▶ **To do**
The data below should be restated word for word, pictures omitted.

▶ **Source information**
=====
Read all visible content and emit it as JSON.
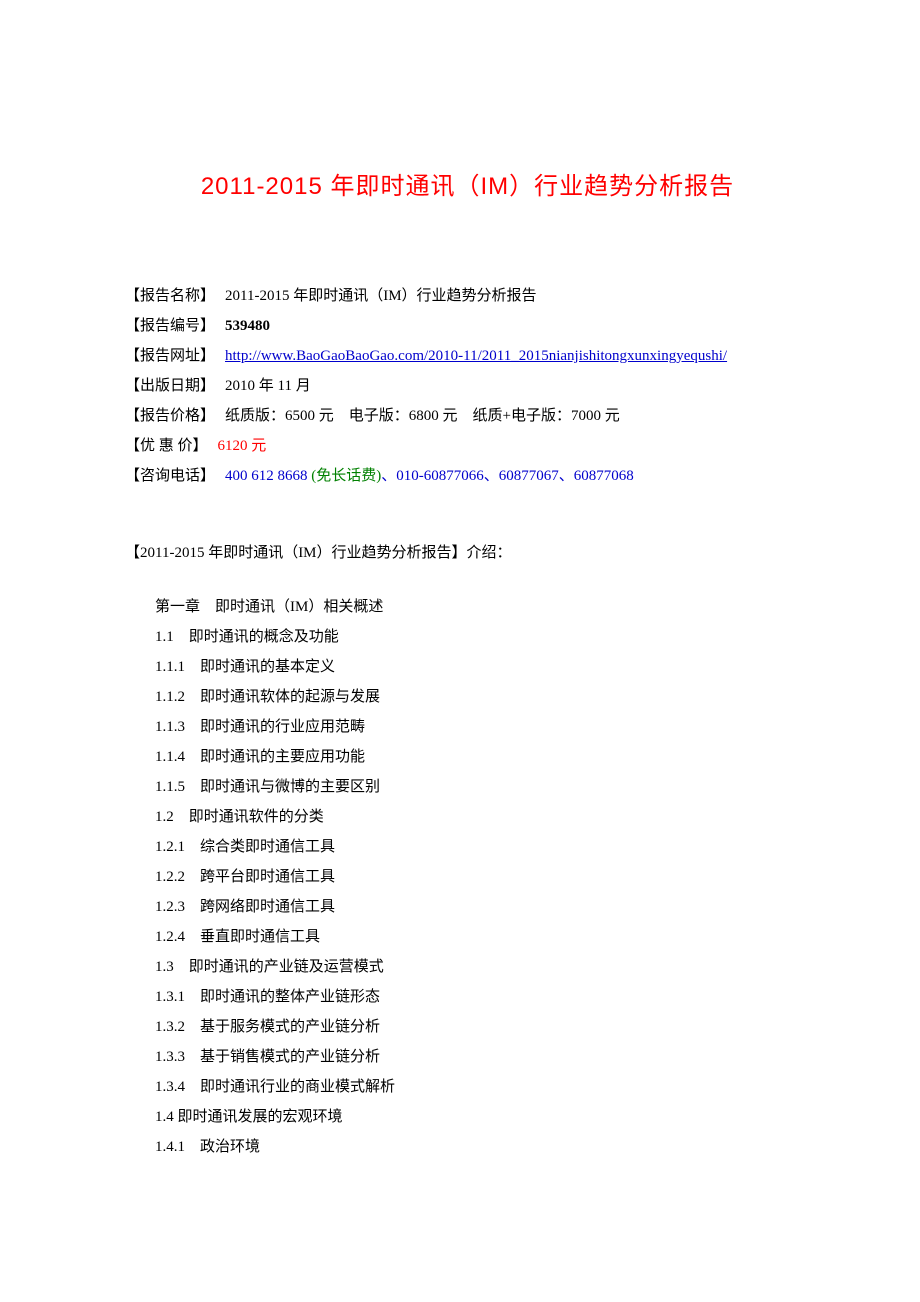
{
  "title": "2011-2015 年即时通讯（IM）行业趋势分析报告",
  "meta": {
    "name_label": "【报告名称】",
    "name_value": "2011-2015 年即时通讯（IM）行业趋势分析报告",
    "id_label": "【报告编号】",
    "id_value": "539480",
    "url_label": "【报告网址】",
    "url_value": "http://www.BaoGaoBaoGao.com/2010-11/2011_2015nianjishitongxunxingyequshi/",
    "date_label": "【出版日期】",
    "date_value": "2010 年 11 月",
    "price_label": "【报告价格】",
    "price_value": "纸质版：6500 元　电子版：6800 元　纸质+电子版：7000 元",
    "discount_label": "【优 惠 价】",
    "discount_value": "6120 元",
    "phone_label": "【咨询电话】",
    "phone_main": "400 612 8668 ",
    "phone_note": "(免长话费)",
    "phone_rest": "、010-60877066、60877067、60877068"
  },
  "intro_heading": "【2011-2015 年即时通讯（IM）行业趋势分析报告】介绍：",
  "toc": [
    "第一章　即时通讯（IM）相关概述",
    "1.1　即时通讯的概念及功能",
    "1.1.1　即时通讯的基本定义",
    "1.1.2　即时通讯软体的起源与发展",
    "1.1.3　即时通讯的行业应用范畴",
    "1.1.4　即时通讯的主要应用功能",
    "1.1.5　即时通讯与微博的主要区别",
    "1.2　即时通讯软件的分类",
    "1.2.1　综合类即时通信工具",
    "1.2.2　跨平台即时通信工具",
    "1.2.3　跨网络即时通信工具",
    "1.2.4　垂直即时通信工具",
    "1.3　即时通讯的产业链及运营模式",
    "1.3.1　即时通讯的整体产业链形态",
    "1.3.2　基于服务模式的产业链分析",
    "1.3.3　基于销售模式的产业链分析",
    "1.3.4　即时通讯行业的商业模式解析",
    "1.4 即时通讯发展的宏观环境",
    "1.4.1　政治环境"
  ]
}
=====
▶ **Response area**
Read all visible content and emit it as JSON.
{
  "title": "2011-2015 年即时通讯（IM）行业趋势分析报告",
  "meta": {
    "name_label": "【报告名称】",
    "name_value": "2011-2015 年即时通讯（IM）行业趋势分析报告",
    "id_label": "【报告编号】",
    "id_value": "539480",
    "url_label": "【报告网址】",
    "url_value": "http://www.BaoGaoBaoGao.com/2010-11/2011_2015nianjishitongxunxingyequshi/",
    "date_label": "【出版日期】",
    "date_value": "2010 年 11 月",
    "price_label": "【报告价格】",
    "price_value": "纸质版：6500 元　电子版：6800 元　纸质+电子版：7000 元",
    "discount_label": "【优 惠 价】",
    "discount_value": "6120 元",
    "phone_label": "【咨询电话】",
    "phone_main": "400 612 8668 ",
    "phone_note": "(免长话费)",
    "phone_rest": "、010-60877066、60877067、60877068"
  },
  "intro_heading": "【2011-2015 年即时通讯（IM）行业趋势分析报告】介绍：",
  "toc": [
    "第一章　即时通讯（IM）相关概述",
    "1.1　即时通讯的概念及功能",
    "1.1.1　即时通讯的基本定义",
    "1.1.2　即时通讯软体的起源与发展",
    "1.1.3　即时通讯的行业应用范畴",
    "1.1.4　即时通讯的主要应用功能",
    "1.1.5　即时通讯与微博的主要区别",
    "1.2　即时通讯软件的分类",
    "1.2.1　综合类即时通信工具",
    "1.2.2　跨平台即时通信工具",
    "1.2.3　跨网络即时通信工具",
    "1.2.4　垂直即时通信工具",
    "1.3　即时通讯的产业链及运营模式",
    "1.3.1　即时通讯的整体产业链形态",
    "1.3.2　基于服务模式的产业链分析",
    "1.3.3　基于销售模式的产业链分析",
    "1.3.4　即时通讯行业的商业模式解析",
    "1.4 即时通讯发展的宏观环境",
    "1.4.1　政治环境"
  ]
}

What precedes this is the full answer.